- EXERCISE: Could you retype all of the entries exactly, without their pictures?

- ENTRIES PROVIDED:

###

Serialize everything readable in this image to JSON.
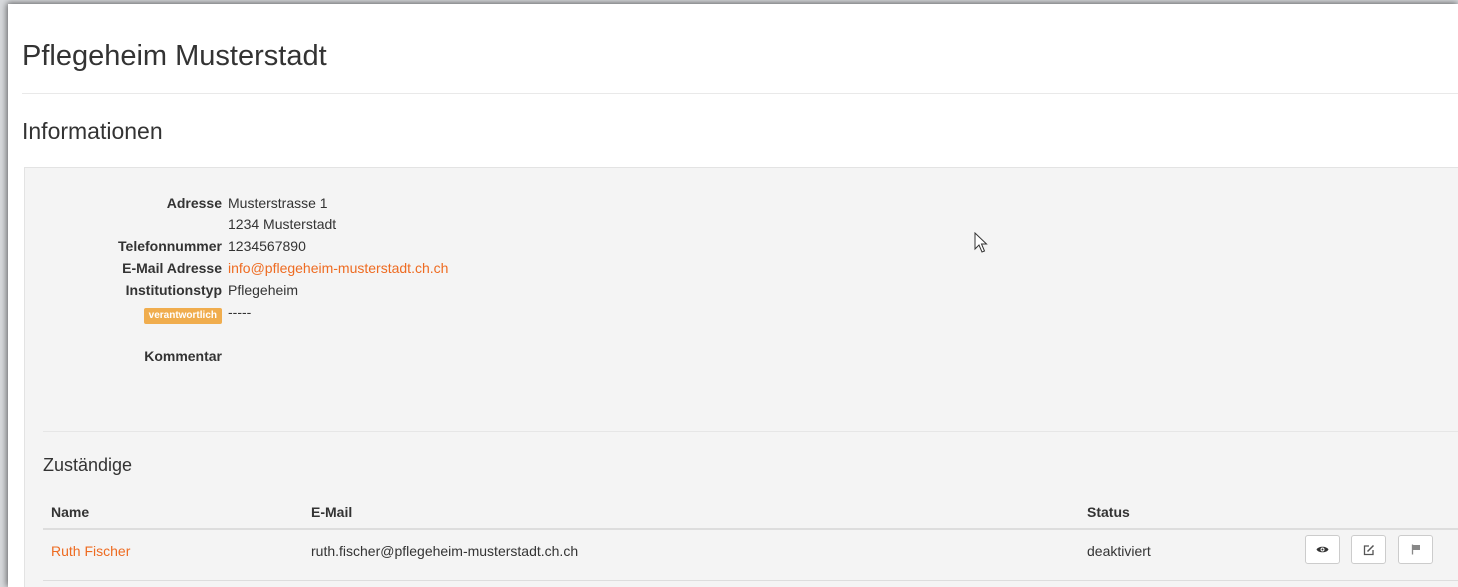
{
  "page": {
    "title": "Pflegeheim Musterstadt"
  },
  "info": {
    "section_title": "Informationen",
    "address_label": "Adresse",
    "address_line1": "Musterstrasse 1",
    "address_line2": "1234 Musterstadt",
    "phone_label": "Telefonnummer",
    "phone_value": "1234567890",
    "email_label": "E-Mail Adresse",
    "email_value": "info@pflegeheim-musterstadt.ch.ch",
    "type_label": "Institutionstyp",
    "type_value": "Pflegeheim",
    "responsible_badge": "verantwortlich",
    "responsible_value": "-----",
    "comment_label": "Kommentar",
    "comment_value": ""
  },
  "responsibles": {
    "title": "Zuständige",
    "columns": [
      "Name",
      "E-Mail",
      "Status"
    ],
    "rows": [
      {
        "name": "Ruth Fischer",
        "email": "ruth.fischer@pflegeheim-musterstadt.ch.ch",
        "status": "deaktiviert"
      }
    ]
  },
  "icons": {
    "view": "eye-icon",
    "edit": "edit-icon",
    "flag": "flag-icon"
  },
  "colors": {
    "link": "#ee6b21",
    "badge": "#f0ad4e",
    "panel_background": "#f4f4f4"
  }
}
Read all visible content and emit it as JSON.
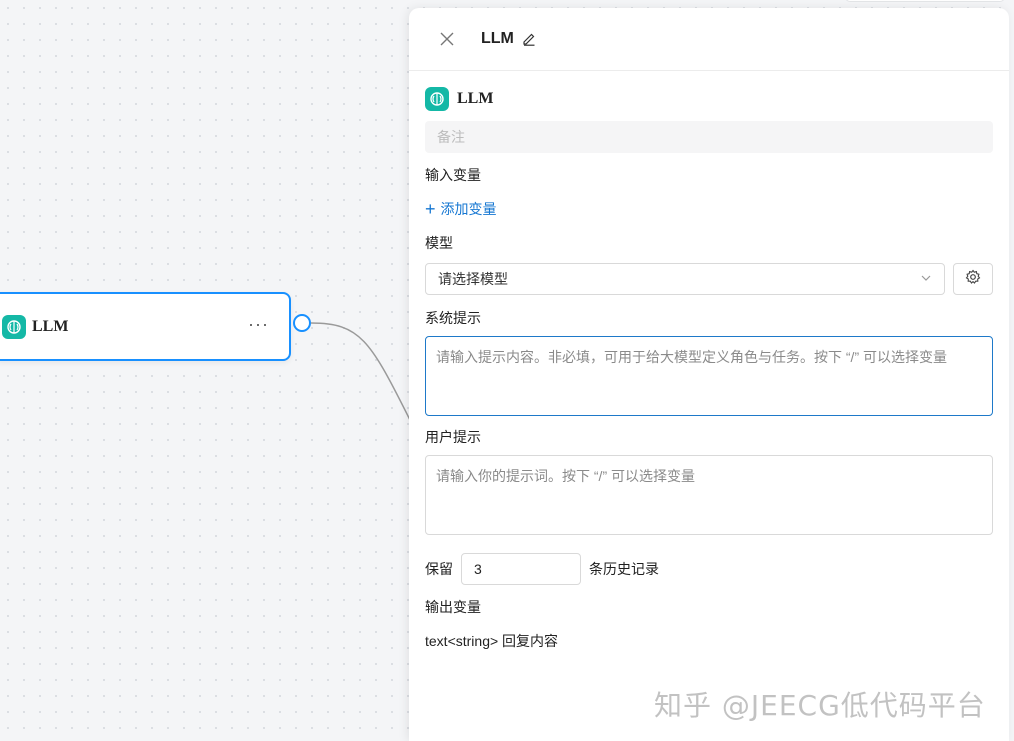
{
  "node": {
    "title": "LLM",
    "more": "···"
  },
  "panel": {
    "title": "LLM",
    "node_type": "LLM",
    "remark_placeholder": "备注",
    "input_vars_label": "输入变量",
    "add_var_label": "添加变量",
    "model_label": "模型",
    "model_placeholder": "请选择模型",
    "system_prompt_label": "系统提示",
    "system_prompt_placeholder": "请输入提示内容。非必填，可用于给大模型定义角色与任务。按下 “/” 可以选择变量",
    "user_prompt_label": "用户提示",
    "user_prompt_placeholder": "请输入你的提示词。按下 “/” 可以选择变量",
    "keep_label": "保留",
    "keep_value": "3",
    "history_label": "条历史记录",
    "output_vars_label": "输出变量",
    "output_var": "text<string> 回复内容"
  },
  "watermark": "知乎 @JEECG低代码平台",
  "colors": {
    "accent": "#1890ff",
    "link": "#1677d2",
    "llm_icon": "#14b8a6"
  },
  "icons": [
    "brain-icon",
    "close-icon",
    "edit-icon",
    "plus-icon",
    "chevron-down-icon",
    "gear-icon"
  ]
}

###

- REPLY:
Serialize everything readable in this image to JSON.
{
  "page": {
    "title": "Pflegeheim Musterstadt"
  },
  "info": {
    "section_title": "Informationen",
    "address_label": "Adresse",
    "address_line1": "Musterstrasse 1",
    "address_line2": "1234 Musterstadt",
    "phone_label": "Telefonnummer",
    "phone_value": "1234567890",
    "email_label": "E-Mail Adresse",
    "email_value": "info@pflegeheim-musterstadt.ch.ch",
    "type_label": "Institutionstyp",
    "type_value": "Pflegeheim",
    "responsible_badge": "verantwortlich",
    "responsible_value": "-----",
    "comment_label": "Kommentar",
    "comment_value": ""
  },
  "responsibles": {
    "title": "Zuständige",
    "columns": [
      "Name",
      "E-Mail",
      "Status"
    ],
    "rows": [
      {
        "name": "Ruth Fischer",
        "email": "ruth.fischer@pflegeheim-musterstadt.ch.ch",
        "status": "deaktiviert"
      }
    ]
  },
  "icons": {
    "view": "eye-icon",
    "edit": "edit-icon",
    "flag": "flag-icon"
  },
  "colors": {
    "link": "#ee6b21",
    "badge": "#f0ad4e",
    "panel_background": "#f4f4f4"
  }
}
Read all visible content and emit it as JSON.
{
  "node": {
    "title": "LLM",
    "more": "···"
  },
  "panel": {
    "title": "LLM",
    "node_type": "LLM",
    "remark_placeholder": "备注",
    "input_vars_label": "输入变量",
    "add_var_label": "添加变量",
    "model_label": "模型",
    "model_placeholder": "请选择模型",
    "system_prompt_label": "系统提示",
    "system_prompt_placeholder": "请输入提示内容。非必填，可用于给大模型定义角色与任务。按下 “/” 可以选择变量",
    "user_prompt_label": "用户提示",
    "user_prompt_placeholder": "请输入你的提示词。按下 “/” 可以选择变量",
    "keep_label": "保留",
    "keep_value": "3",
    "history_label": "条历史记录",
    "output_vars_label": "输出变量",
    "output_var": "text<string> 回复内容"
  },
  "watermark": "知乎 @JEECG低代码平台",
  "colors": {
    "accent": "#1890ff",
    "link": "#1677d2",
    "llm_icon": "#14b8a6"
  },
  "icons": [
    "brain-icon",
    "close-icon",
    "edit-icon",
    "plus-icon",
    "chevron-down-icon",
    "gear-icon"
  ]
}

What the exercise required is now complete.